The crucial section of the American Declaration of Independence is a mere three sentences:
We hold these truths to be self-evident, that all men are created equal, that they are endowed by their Creator with certain unalienable Rights, that among these are Life, Liberty and the pursuit of Happiness. --That to secure these rights, Governments are instituted among Men, deriving their just powers from the consent of the governed, --That whenever any Form of Government becomes destructive of these ends, it is the Right of the People to alter or to abolish it, and to institute new Government, laying its foundation on such principles and organizing its powers in such form, as to them shall seem most likely to effect their Safety and Happiness.The average American, if asked to paraphrase these words, would probably offer something like this: "Everybody's basically the same. We all have the right to live and do as we please, and if the government interferes with that, then we have the right to get rid of it and elect another." This represents not merely a dumbing-down of what Jefferson wrote, but a crucial misunderstanding, not least because most people couldn't articulate what it is they mean by a "right" or on what basis it is thought that individuals have them.
Begging to differ with the Founders, these propositions were not in the least "self-evident." The aristocracy and monarchy of England (and the rest of Europe) were based on the assumption that all people were, in fact, not "created equal." The concept of "rights" was invented as a part of the "social contract" political philosophies of Hobbes, Locke, and Rousseau. Rejecting the "divine right of kings," these philosophers went back to a hypothetically original "state of nature" in which human beings coexisted without any sort of governing institutions. "Rights" (i.e., the ability and moral authority to do anything) were inherent to individuals, and to all individuals equally. This was the cornerstone of Enlightenment political thought. Rather than rulers having all the rights, and their subjects gaining only such rights as the ruler deemed permissible, the individuals comprising societies had the rights, which they ceded to the government only insofar as doing so benefitted the individuals in that society.
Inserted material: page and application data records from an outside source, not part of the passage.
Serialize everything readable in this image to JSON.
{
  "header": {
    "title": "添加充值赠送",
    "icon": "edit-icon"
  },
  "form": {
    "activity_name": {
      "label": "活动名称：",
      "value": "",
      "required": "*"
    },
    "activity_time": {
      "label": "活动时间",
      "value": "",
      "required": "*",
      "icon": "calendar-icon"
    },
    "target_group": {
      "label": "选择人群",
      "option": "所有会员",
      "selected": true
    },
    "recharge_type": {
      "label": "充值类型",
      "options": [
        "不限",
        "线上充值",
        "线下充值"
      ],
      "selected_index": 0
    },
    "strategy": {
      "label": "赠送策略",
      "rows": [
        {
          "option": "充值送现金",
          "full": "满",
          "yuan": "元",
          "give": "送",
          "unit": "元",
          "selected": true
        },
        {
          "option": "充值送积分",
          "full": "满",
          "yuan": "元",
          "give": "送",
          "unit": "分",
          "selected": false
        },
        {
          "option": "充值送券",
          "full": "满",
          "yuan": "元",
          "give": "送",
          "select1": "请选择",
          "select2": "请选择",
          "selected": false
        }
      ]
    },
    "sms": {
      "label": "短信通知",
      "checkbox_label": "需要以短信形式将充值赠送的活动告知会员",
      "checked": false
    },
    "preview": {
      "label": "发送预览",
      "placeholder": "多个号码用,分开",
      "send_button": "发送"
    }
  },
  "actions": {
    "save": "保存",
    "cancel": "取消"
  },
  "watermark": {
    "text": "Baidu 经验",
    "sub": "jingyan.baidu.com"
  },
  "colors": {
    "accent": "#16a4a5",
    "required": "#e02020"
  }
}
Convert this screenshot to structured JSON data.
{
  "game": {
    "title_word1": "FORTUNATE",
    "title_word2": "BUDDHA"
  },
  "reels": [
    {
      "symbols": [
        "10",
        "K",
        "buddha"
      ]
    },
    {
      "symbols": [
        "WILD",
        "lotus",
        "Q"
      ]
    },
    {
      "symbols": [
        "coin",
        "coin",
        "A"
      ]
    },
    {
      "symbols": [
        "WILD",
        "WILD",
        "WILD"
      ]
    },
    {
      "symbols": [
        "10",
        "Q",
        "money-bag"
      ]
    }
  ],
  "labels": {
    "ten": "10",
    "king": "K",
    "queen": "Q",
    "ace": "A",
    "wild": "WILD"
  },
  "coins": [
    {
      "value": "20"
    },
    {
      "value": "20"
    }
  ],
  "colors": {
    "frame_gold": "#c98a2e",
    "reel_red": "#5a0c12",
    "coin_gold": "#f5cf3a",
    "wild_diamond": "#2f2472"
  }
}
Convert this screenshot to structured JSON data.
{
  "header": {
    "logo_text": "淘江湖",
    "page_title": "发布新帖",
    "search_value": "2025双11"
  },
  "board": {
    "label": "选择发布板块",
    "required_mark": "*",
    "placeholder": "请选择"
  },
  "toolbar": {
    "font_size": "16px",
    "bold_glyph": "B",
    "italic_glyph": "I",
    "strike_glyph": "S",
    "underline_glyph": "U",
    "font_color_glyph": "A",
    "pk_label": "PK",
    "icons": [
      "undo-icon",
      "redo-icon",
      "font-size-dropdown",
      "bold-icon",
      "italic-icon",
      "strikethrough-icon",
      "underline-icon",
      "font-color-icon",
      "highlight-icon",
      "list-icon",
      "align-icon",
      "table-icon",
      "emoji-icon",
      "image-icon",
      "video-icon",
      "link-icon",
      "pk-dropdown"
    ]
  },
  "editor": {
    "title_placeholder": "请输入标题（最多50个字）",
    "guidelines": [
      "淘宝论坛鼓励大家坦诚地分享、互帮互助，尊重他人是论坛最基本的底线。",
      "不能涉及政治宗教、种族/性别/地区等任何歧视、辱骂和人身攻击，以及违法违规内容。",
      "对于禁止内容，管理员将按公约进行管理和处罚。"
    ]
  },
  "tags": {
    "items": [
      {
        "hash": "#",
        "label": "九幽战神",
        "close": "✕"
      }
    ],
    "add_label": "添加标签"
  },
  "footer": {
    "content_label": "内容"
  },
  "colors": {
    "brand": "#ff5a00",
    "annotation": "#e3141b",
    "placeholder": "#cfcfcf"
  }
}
The government has no rights except those ceded by the individuals comprising the society; as a result, proper government is that which derives from the "consent of the governed."
Where, in turn, did Hobbes, Locke, and Rousseau get this focus on the individual and the equality of all individuals? It pretty clearly derives from the Protestant Reformation, in which a relationship to God is asserted to be the province of the individual, not a Church hierarchy; the "priesthood of all believers" was asserted in place of a class of priests that took Christ's mediatorial position; and the Bible was translated into the vernacular so that all could read and interpret for themselves. Thus, the dignity of the individual was recognized and the hierarchical nature of feudal society was undermined. If I have the same access to God as the King, then why should the King rule over me, other than by my consent and for my benefit?
It was this dignity of the individual that the colonists were trying to preserve when they came to this continent, fleeing from oppression and religious persecution. This dignity of the individual was what made the rightness of a radical break from England seem "self-evident." It has become all too "self-evident," I fear, to the point where we forget in our political discourses that it is God who grants us any rights we have. Some are radical individualists, and need to be reminded that not anything and everything we desire can be construed as a "right," because we don't have the moral authority to obtain anything we want. But others need to be reminded that ultimately it is not the US Constitution that grants us our rights, and not every right need be spelled out in its text (hence the ninth and tenth amendments). What rights we do have are given to us by God; those of us blessed to live in the United States need to be thankful that we live in a nation whose foundations recognize our dignity as individuals, and prayerful that we can continue to "live peaceful and quiet lives in all godliness and holiness" (1 Tim. 2:1-2).